The spirit of regional cooperation was in the air at New Smyrna Beach’s Brannon Center earlier this month for the 4th annual Southeast Volusia Regional Economic Summit. Sponsored by the Southeast Volusia Chamber of Commerce, the event featured presentations about smart growth, preserving community heritage and a roundtable discussion from city and county officials.

New Smyrna Beach Mayor Fred Cleveland opened the event with a welcome message for the local officials, community organizations and businesses represented at the summit.

“It’s so great to be here,” Cleveland said. “The tapestry of diversity we have here in this room is going to help us with the roadmap.
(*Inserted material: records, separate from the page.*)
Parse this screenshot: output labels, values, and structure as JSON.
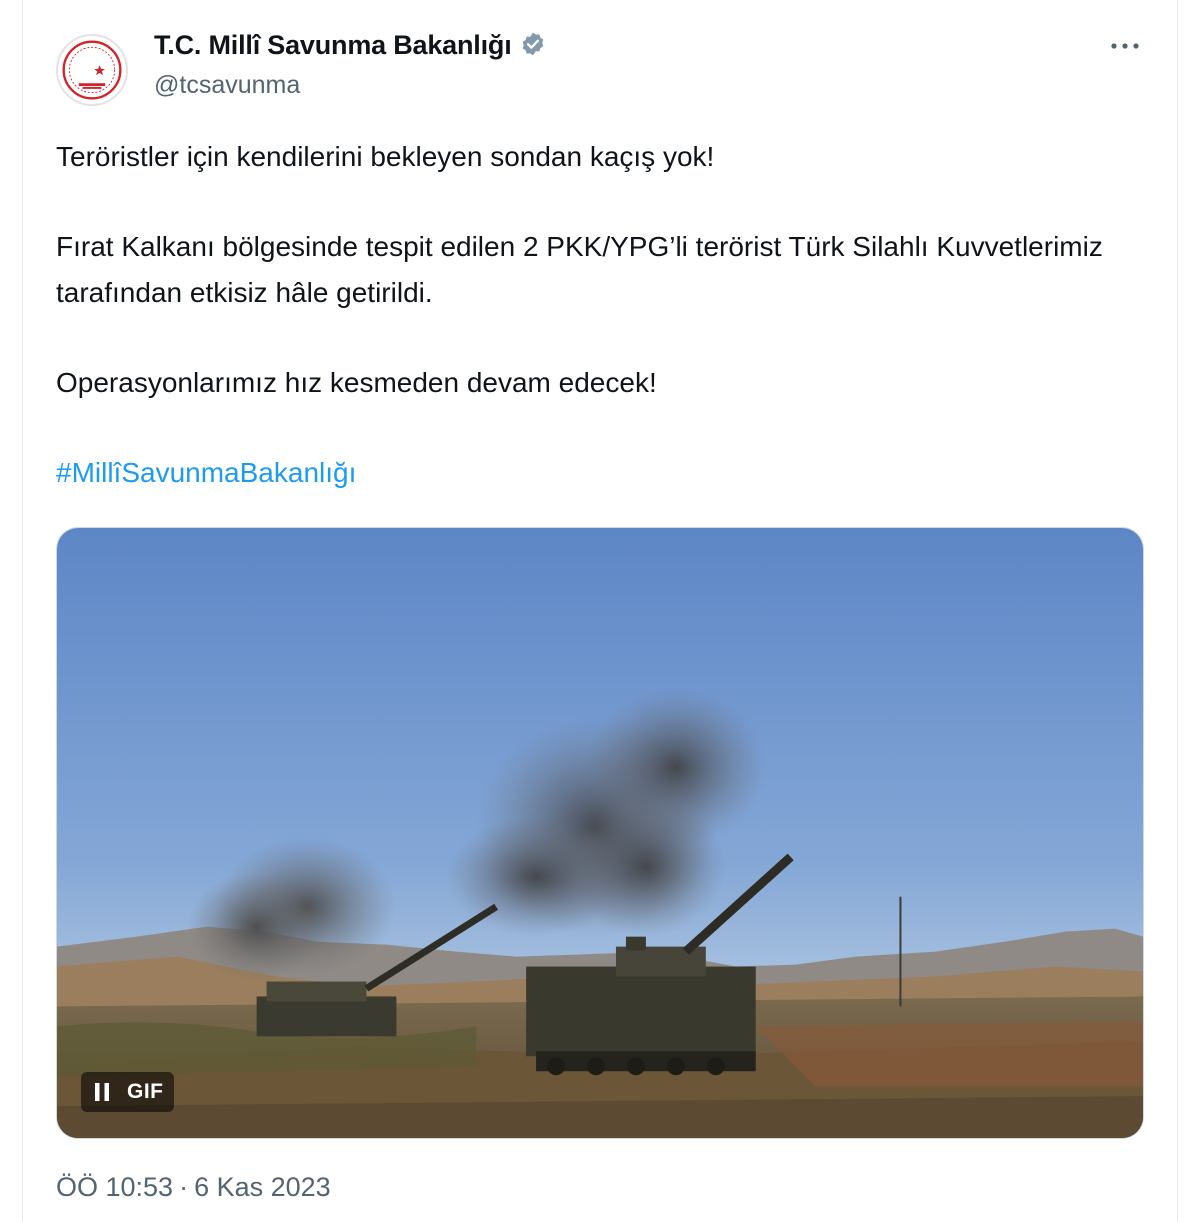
{
  "tweet": {
    "author": {
      "display_name": "T.C. Millî Savunma Bakanlığı",
      "handle": "@tcsavunma",
      "verified": true,
      "avatar_icon": "ministry-crescent-star-emblem"
    },
    "more_icon": "more-dots-icon",
    "text": {
      "line1": "Teröristler için kendilerini bekleyen sondan kaçış yok!",
      "line2": "Fırat Kalkanı bölgesinde tespit edilen 2 PKK/YPG’li terörist Türk Silahlı Kuvvetlerimiz tarafından etkisiz hâle getirildi.",
      "line3": "Operasyonlarımız hız kesmeden devam edecek!",
      "hashtag": "#MillîSavunmaBakanlığı"
    },
    "media": {
      "type": "gif",
      "description_icon": "artillery-howitzers-firing-image",
      "gif_label": "GIF",
      "pause_icon": "pause-icon"
    },
    "time": "ÖÖ 10:53",
    "separator": "·",
    "date": "6 Kas 2023"
  },
  "colors": {
    "link": "#1d9bf0",
    "text": "#0f1419",
    "secondary": "#536471",
    "verified_badge": "#829aab",
    "emblem_red": "#d2232a"
  }
}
We want your brainpower.”

Cleveland said the summit provides an opportunity for the region “to come together and make Volusia County an economic powerhouse.”
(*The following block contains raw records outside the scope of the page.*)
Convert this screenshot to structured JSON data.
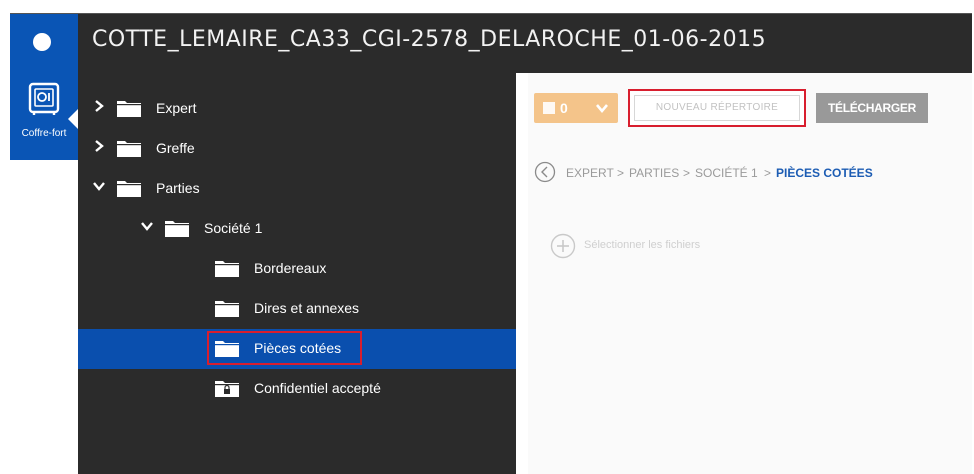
{
  "header": {
    "title": "COTTE_LEMAIRE_CA33_CGI-2578_DELAROCHE_01-06-2015"
  },
  "rail": {
    "items": [
      {
        "label": "Coffre-fort",
        "icon": "safe-icon"
      }
    ]
  },
  "tree": {
    "nodes": [
      {
        "label": "Expert",
        "expanded": false
      },
      {
        "label": "Greffe",
        "expanded": false
      },
      {
        "label": "Parties",
        "expanded": true
      },
      {
        "label": "Société 1",
        "expanded": true
      },
      {
        "label": "Bordereaux"
      },
      {
        "label": "Dires et annexes"
      },
      {
        "label": "Pièces cotées",
        "selected": true
      },
      {
        "label": "Confidentiel accepté",
        "locked": true
      }
    ]
  },
  "toolbar": {
    "count": "0",
    "new_folder_label": "NOUVEAU RÉPERTOIRE",
    "download_label": "TÉLÉCHARGER"
  },
  "breadcrumb": {
    "items": [
      "EXPERT",
      "PARTIES",
      "SOCIÉTÉ 1",
      "PIÈCES COTÉES"
    ],
    "separator": ">"
  },
  "upload": {
    "label": "Sélectionner les fichiers"
  },
  "colors": {
    "accent_blue": "#0a55b5",
    "dark_panel": "#2b2b2b",
    "highlight_red": "#d81e2e",
    "orange": "#f4c48a",
    "gray_button": "#999999"
  }
}
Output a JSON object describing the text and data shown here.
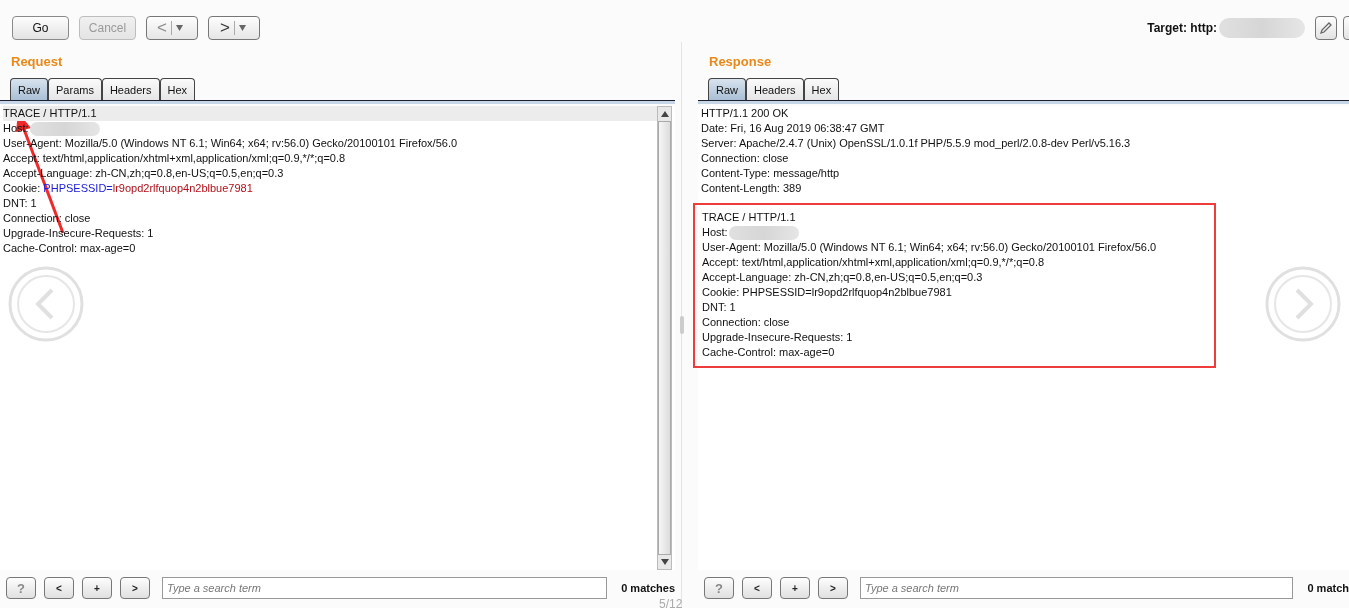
{
  "toolbar": {
    "buttons": [
      {
        "label": "Go",
        "disabled": false
      },
      {
        "label": "Cancel",
        "disabled": true
      }
    ],
    "history": [
      {
        "kind": "back",
        "label": "<",
        "disabled": true
      },
      {
        "kind": "forward",
        "label": ">",
        "disabled": false
      }
    ],
    "target_label": "Target: http:"
  },
  "request": {
    "title": "Request",
    "tabs": [
      {
        "label": "Raw",
        "selected": true
      },
      {
        "label": "Params",
        "selected": false
      },
      {
        "label": "Headers",
        "selected": false
      },
      {
        "label": "Hex",
        "selected": false
      }
    ],
    "lines": [
      {
        "highlighted": true,
        "parts": [
          {
            "text": "TRACE / HTTP/1.1",
            "kind": "plain"
          }
        ]
      },
      {
        "highlighted": false,
        "redacted": true,
        "parts": [
          {
            "text": "Host:",
            "kind": "plain"
          }
        ]
      },
      {
        "highlighted": false,
        "parts": [
          {
            "text": "User-Agent: Mozilla/5.0 (Windows NT 6.1; Win64; x64; rv:56.0) Gecko/20100101 Firefox/56.0",
            "kind": "plain"
          }
        ]
      },
      {
        "highlighted": false,
        "parts": [
          {
            "text": "Accept: text/html,application/xhtml+xml,application/xml;q=0.9,*/*;q=0.8",
            "kind": "plain"
          }
        ]
      },
      {
        "highlighted": false,
        "parts": [
          {
            "text": "Accept-Language: zh-CN,zh;q=0.8,en-US;q=0.5,en;q=0.3",
            "kind": "plain"
          }
        ]
      },
      {
        "highlighted": false,
        "parts": [
          {
            "text": "Cookie: ",
            "kind": "plain"
          },
          {
            "text": "PHPSESSID=",
            "kind": "param-name"
          },
          {
            "text": "lr9opd2rlfquop4n2blbue7981",
            "kind": "param-value"
          }
        ]
      },
      {
        "highlighted": false,
        "parts": [
          {
            "text": "DNT: 1",
            "kind": "plain"
          }
        ]
      },
      {
        "highlighted": false,
        "parts": [
          {
            "text": "Connection: close",
            "kind": "plain"
          }
        ]
      },
      {
        "highlighted": false,
        "parts": [
          {
            "text": "Upgrade-Insecure-Requests: 1",
            "kind": "plain"
          }
        ]
      },
      {
        "highlighted": false,
        "parts": [
          {
            "text": "Cache-Control: max-age=0",
            "kind": "plain"
          }
        ]
      }
    ],
    "search": {
      "buttons": [
        "?",
        "<",
        "+",
        ">"
      ],
      "placeholder": "Type a search term"
    },
    "match_count": "0 matches"
  },
  "response": {
    "title": "Response",
    "tabs": [
      {
        "label": "Raw",
        "selected": true
      },
      {
        "label": "Headers",
        "selected": false
      },
      {
        "label": "Hex",
        "selected": false
      }
    ],
    "header_lines": [
      {
        "text": "HTTP/1.1 200 OK"
      },
      {
        "text": "Date: Fri, 16 Aug 2019 06:38:47 GMT"
      },
      {
        "text": "Server: Apache/2.4.7 (Unix) OpenSSL/1.0.1f PHP/5.5.9 mod_perl/2.0.8-dev Perl/v5.16.3"
      },
      {
        "text": "Connection: close"
      },
      {
        "text": "Content-Type: message/http"
      },
      {
        "text": "Content-Length: 389"
      }
    ],
    "body_framed": true,
    "body_lines": [
      {
        "text": "TRACE / HTTP/1.1"
      },
      {
        "text": "Host:",
        "redacted": true
      },
      {
        "text": "User-Agent: Mozilla/5.0 (Windows NT 6.1; Win64; x64; rv:56.0) Gecko/20100101 Firefox/56.0"
      },
      {
        "text": "Accept: text/html,application/xhtml+xml,application/xml;q=0.9,*/*;q=0.8"
      },
      {
        "text": "Accept-Language: zh-CN,zh;q=0.8,en-US;q=0.5,en;q=0.3"
      },
      {
        "text": "Cookie: PHPSESSID=lr9opd2rlfquop4n2blbue7981"
      },
      {
        "text": "DNT: 1"
      },
      {
        "text": "Connection: close"
      },
      {
        "text": "Upgrade-Insecure-Requests: 1"
      },
      {
        "text": "Cache-Control: max-age=0"
      }
    ],
    "search": {
      "buttons": [
        "?",
        "<",
        "+",
        ">"
      ],
      "placeholder": "Type a search term"
    },
    "match_count": "0 match"
  },
  "page_counter": "5/12"
}
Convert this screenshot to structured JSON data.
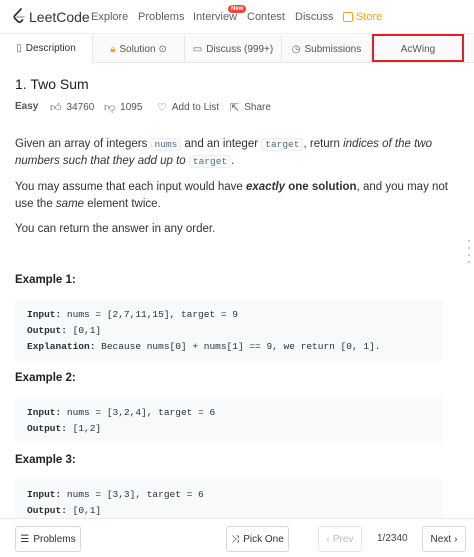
{
  "nav": {
    "logo_text": "LeetCode",
    "items": [
      "Explore",
      "Problems",
      "Interview",
      "Contest",
      "Discuss"
    ],
    "badge": "New",
    "store": "Store"
  },
  "tabs": [
    {
      "label": "Description",
      "icon": "document-icon"
    },
    {
      "label": "Solution",
      "icon": "lock-icon"
    },
    {
      "label": "Discuss (999+)",
      "icon": "chat-icon"
    },
    {
      "label": "Submissions",
      "icon": "clock-icon"
    },
    {
      "label": "AcWing"
    }
  ],
  "problem": {
    "title": "1. Two Sum",
    "difficulty": "Easy",
    "likes": "34760",
    "dislikes": "1095",
    "add_to_list": "Add to List",
    "share": "Share"
  },
  "description": {
    "p1_a": "Given an array of integers ",
    "p1_code1": "nums",
    "p1_b": " and an integer ",
    "p1_code2": "target",
    "p1_c": ", return ",
    "p1_em": "indices of the two numbers such that they add up to",
    "p1_code3": "target",
    "p1_d": ".",
    "p2_a": "You may assume that each input would have ",
    "p2_strong1": "exactly",
    "p2_strong2": " one solution",
    "p2_b": ", and you may not use the ",
    "p2_em": "same",
    "p2_c": " element twice.",
    "p3": "You can return the answer in any order."
  },
  "examples": [
    {
      "title": "Example 1:",
      "lines": [
        {
          "label": "Input:",
          "text": " nums = [2,7,11,15], target = 9"
        },
        {
          "label": "Output:",
          "text": " [0,1]"
        },
        {
          "label": "Explanation:",
          "text": " Because nums[0] + nums[1] == 9, we return [0, 1]."
        }
      ]
    },
    {
      "title": "Example 2:",
      "lines": [
        {
          "label": "Input:",
          "text": " nums = [3,2,4], target = 6"
        },
        {
          "label": "Output:",
          "text": " [1,2]"
        }
      ]
    },
    {
      "title": "Example 3:",
      "lines": [
        {
          "label": "Input:",
          "text": " nums = [3,3], target = 6"
        },
        {
          "label": "Output:",
          "text": " [0,1]"
        }
      ]
    }
  ],
  "bottom": {
    "problems": "Problems",
    "pick_one": "Pick One",
    "prev": "Prev",
    "page": "1/2340",
    "next": "Next"
  },
  "colors": {
    "accent": "#ffa116",
    "easy": "#43a047",
    "highlight_box": "#e0202a"
  }
}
Bob Williams, chair of the SEV Chamber’s Advocacy & Economic Development Committee, kicked off the “meat and potatoes” of the summit with an overview of the organization’s regional strategic plan and a review of recent accomplishments.

Williams said the list of accomplishments includes regional infrastructure planning especially for transportation, utilities and stormwater management; zoning and land uses in West Edgewater and West New Smyrna Beach; education and workforce development gains including engineering and medical academies at New Smyrna Beach High School; regional collaboration with city and county partnerships; and resilience issues.

“Ultimately, it’s about collaboration,” he said. “This is our opportunity to really come together as a region.”

Those cooperative efforts can diversify the local tax base, ensure wealth and resilience for the community and improve the quality of life, which is “directly related to having a vibrant business community,” Williams said.

Williams also highlighted several county infrastructure projects that support the Chamber’s regional economic strategy, including the Southeast Regional Wastewater Treatment Facility to expand capacity and improve the water quality in Mosquito Lagoon; the Indian Harbor Estates sewer retrofit completed earlier this year in cooperation with the city of Oak Hill and other utility system extensions in Oak Hill.

Volusia County Manager George Recktenwald, who participated in the roundtable discussion, said infrastructure is a key to economic development.

“You have to have the infrastructure in place,” he said. “We’re making large investments in the Southeast.”

Recktenwald also said the county is working on transportation issues that include partnerships with developments for the construction of new roads.

Williams also spoke about ways Southeast Volusia communities can facilitate growth in high-paying jobs for residents. Among the items listed were establishment of industrial and commercial future land use plans, pre-staged infrastructure and a focus on sustainability and resilience.

“This is about the entire community and why we all moved here,” he said. “The high quality of life is fundamental to our future and bringing high-paying jobs to the area.”